It is still a general conception that the United States is an awesome place to be if you are LGBTQ+. In large coastal cities like Los Angeles it is definitely so, but in rural areas, for example, in the Bible Belt, it can even be traumatic. Our interview series aims to show that we cannot make such general and uniform statements, as LGBT, or specifically lesbian, stories differ singificantly even within the same country.
Today Alison will tell us about her experiences at the crossroads of the Midwest and the Great Plains.
Hi, Alison. Can you introduce yourself please?
Hello! My name is Alison Orton. I’m a 49 year old lesbian. Currently, I am finishing my PhD in history while working on some tourism projects on the side. And I’m on the “League of Historians” for the Chicago Brewseum – a museum dedicated to the history and culture of the global brewing industry. I grew up in the United States in a small, rural Nebraskan town. I lived in Western Massachusetts and New York City for a few years, then I spent 20 years of my adult life in Chicago. In 2017, I returned to Nebraska to help my parents when they started having serious health problems. I lived in Omaha for three years and left in late October of 2020. I now live in Bratislava. I spent much of 2015 and 2016 in Central Europe, mostly Czechia and Austria, while conducting research for my PhD dissertation (about beer and nationalism during the late-Habsburg Empire). When my girlfriend invited me to move to Bratislava to be with her last year, I took the chance despite the uncertainties of the pandemic.

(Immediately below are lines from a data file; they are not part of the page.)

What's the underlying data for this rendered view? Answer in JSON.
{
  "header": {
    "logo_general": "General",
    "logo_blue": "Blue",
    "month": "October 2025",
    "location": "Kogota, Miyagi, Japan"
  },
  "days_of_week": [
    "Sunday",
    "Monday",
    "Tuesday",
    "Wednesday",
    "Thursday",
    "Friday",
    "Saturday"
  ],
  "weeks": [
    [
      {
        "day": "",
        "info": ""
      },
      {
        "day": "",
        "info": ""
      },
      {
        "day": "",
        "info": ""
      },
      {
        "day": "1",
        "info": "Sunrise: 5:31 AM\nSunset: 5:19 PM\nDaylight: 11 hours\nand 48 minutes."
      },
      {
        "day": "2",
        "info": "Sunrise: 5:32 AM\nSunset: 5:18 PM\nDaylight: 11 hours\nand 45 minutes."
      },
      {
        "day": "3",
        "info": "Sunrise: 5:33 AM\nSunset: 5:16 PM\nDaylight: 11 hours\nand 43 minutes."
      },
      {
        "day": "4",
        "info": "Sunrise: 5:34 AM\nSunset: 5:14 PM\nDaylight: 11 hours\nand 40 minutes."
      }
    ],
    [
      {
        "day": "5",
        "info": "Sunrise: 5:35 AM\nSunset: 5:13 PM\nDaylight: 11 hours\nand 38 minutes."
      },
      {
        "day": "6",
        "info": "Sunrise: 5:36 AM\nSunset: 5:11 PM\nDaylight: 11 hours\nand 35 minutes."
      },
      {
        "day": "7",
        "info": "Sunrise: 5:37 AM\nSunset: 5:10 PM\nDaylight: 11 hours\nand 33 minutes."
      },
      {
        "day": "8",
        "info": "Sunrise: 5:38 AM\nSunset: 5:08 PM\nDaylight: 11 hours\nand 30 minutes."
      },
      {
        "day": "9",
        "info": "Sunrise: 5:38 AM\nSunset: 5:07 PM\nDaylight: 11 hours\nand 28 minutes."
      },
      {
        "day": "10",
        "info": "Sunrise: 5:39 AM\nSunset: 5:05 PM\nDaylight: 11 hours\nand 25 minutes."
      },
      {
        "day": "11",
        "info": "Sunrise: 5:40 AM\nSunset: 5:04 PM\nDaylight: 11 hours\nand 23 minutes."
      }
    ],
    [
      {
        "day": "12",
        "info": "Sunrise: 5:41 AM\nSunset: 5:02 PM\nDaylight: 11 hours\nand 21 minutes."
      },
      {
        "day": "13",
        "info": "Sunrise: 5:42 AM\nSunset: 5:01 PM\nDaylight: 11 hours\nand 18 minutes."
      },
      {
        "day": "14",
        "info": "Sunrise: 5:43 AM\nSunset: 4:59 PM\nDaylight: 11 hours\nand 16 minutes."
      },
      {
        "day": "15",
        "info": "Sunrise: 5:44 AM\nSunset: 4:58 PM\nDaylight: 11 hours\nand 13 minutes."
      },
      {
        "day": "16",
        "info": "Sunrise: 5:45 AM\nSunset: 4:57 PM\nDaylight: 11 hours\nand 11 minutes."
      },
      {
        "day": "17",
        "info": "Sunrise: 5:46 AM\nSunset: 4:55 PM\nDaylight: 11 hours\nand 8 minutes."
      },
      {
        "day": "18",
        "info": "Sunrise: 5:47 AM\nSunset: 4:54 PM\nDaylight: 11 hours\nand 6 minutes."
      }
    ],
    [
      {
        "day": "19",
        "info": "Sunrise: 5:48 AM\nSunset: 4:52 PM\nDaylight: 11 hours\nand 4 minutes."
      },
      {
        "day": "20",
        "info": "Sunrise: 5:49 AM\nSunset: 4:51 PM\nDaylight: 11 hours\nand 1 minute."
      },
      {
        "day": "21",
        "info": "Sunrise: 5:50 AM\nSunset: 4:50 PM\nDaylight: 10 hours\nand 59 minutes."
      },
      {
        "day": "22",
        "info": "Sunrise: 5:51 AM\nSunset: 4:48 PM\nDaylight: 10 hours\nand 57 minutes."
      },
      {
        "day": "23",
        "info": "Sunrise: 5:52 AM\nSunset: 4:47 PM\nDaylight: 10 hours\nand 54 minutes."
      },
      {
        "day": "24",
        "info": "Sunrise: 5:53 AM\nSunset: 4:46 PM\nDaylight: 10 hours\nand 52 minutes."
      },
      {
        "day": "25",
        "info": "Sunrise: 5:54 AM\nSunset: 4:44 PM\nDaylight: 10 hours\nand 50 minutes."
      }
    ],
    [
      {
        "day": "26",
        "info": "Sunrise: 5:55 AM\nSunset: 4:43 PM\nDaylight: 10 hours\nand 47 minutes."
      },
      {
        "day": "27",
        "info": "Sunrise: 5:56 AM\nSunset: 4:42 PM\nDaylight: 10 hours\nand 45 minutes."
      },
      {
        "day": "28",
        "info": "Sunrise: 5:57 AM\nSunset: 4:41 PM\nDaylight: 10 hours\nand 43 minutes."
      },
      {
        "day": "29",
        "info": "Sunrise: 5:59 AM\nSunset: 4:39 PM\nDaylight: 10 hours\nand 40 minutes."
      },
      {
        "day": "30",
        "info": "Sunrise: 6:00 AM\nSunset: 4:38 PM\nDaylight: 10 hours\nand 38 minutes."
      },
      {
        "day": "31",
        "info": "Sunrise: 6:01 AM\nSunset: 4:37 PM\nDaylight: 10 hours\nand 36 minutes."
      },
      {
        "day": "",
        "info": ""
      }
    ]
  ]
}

Hungary may not be as big of a beer state as Czechia, but the pandemic is over you should pay us a visit! Now tell us a bit about Nebraska.
As those from the US have mentioned in previous interviews, LGBTQ+ people made many advances there in the last couple of decades. In Chicago, I rarely felt the need to hide my sexuality. And I had high hopes for my home state of Nebraska. In the 1980s, I hid my sexuality constantly. But in the last decade, even my small, conservative, and religious hometown seemed to be opening up. A lesbian was president of the town’s largest church board for several years. And my childhood friends were all accepting of me and open with their children about my sexuality. Sadly, what I found when I arrived in Omaha in 2017 was different than I had hoped. The city of Omaha is significantly more liberal than much of Nebraska. But despite the more open attitudes in Omaha, I found that conservative Christianity still dominated many peoples’ mindsets. And these conservative Christian voices grew increasingly louder in the three years I lived in Omaha (reflecting the overall political situation in the United States). In academic circles, I felt safe being honest about my sexuality, but outside of those circles I knew I needed to be careful, especially as hate crimes escalated in the last couple of years. I hadn’t felt that kind of fear since the early 1990s.
Can you say more about cities in the Midwest and the Great Plains?
In Omaha the LGBTQ+ community is not very visible. I was surprised by how difficult it was to meet other lesbians in a city with close to a million people in the metropolitan area. In Chicago there is such a wide range of organizations for the LGBTQ+ community, so I assumed Omaha would at least have a few. Sadly, it didn’t, or they weren’t easy to find. At one point, I spoke with a woman who had tried to organize a Meetup socializing group for lesbians in Omaha and she said that not enough people showed interest for a group to form. So she expanded the group to include the entire LGBTQ+ community and there were still not enough people interested.
I do know of a couple LGBTQ+ bars in Omaha though. There are a few LGBTQ+ groups associated with some of the more liberal churches in Omaha, but I am not a religious person, so attending a religious group wasn’t appealing to me. The local colleges and universities do have LGBTQ+ groups, and there is a small annual River City Pride celebration and picnic. The Pride celebration in Omaha has a very nice, warm, and friendly feel, probably because it is much smaller than celebrations in cities like Chicago. I drove to the smaller city of Lincoln (about 80km west of Omaha) several times for LGBTQ+ social events because their community is more visible and active.
Finally, can you share a memorable coming out story of yours?
I never officially came out. When I was in college, I just brought my first serious girlfriend home to meet my family and friends and that was it. In the early 1990s, many LGBTQ+ people I knew had coming out parties and made grand announcements to friends and family. But none of that felt right for me. I am not someone who enjoys the spotlight and all I really wanted was to have a “normal” relationship without fanfare and spectacle. So I acted accordingly and I actually got my wish that being a lesbian was a non-issue to those who mattered most to me. I suspect that most of the people who knew me well had already thought that I was a lesbian. My mother, who is a devout Christian, did suggest that we sleep in separate rooms because we weren’t married (this was 1993 – long before gay marriage was possible in the U.S.). While it frustrated me at the time, I now see that it was actually an acknowledgement of my relationship. If I had brought home a boyfriend, she would have had exactly the same reaction.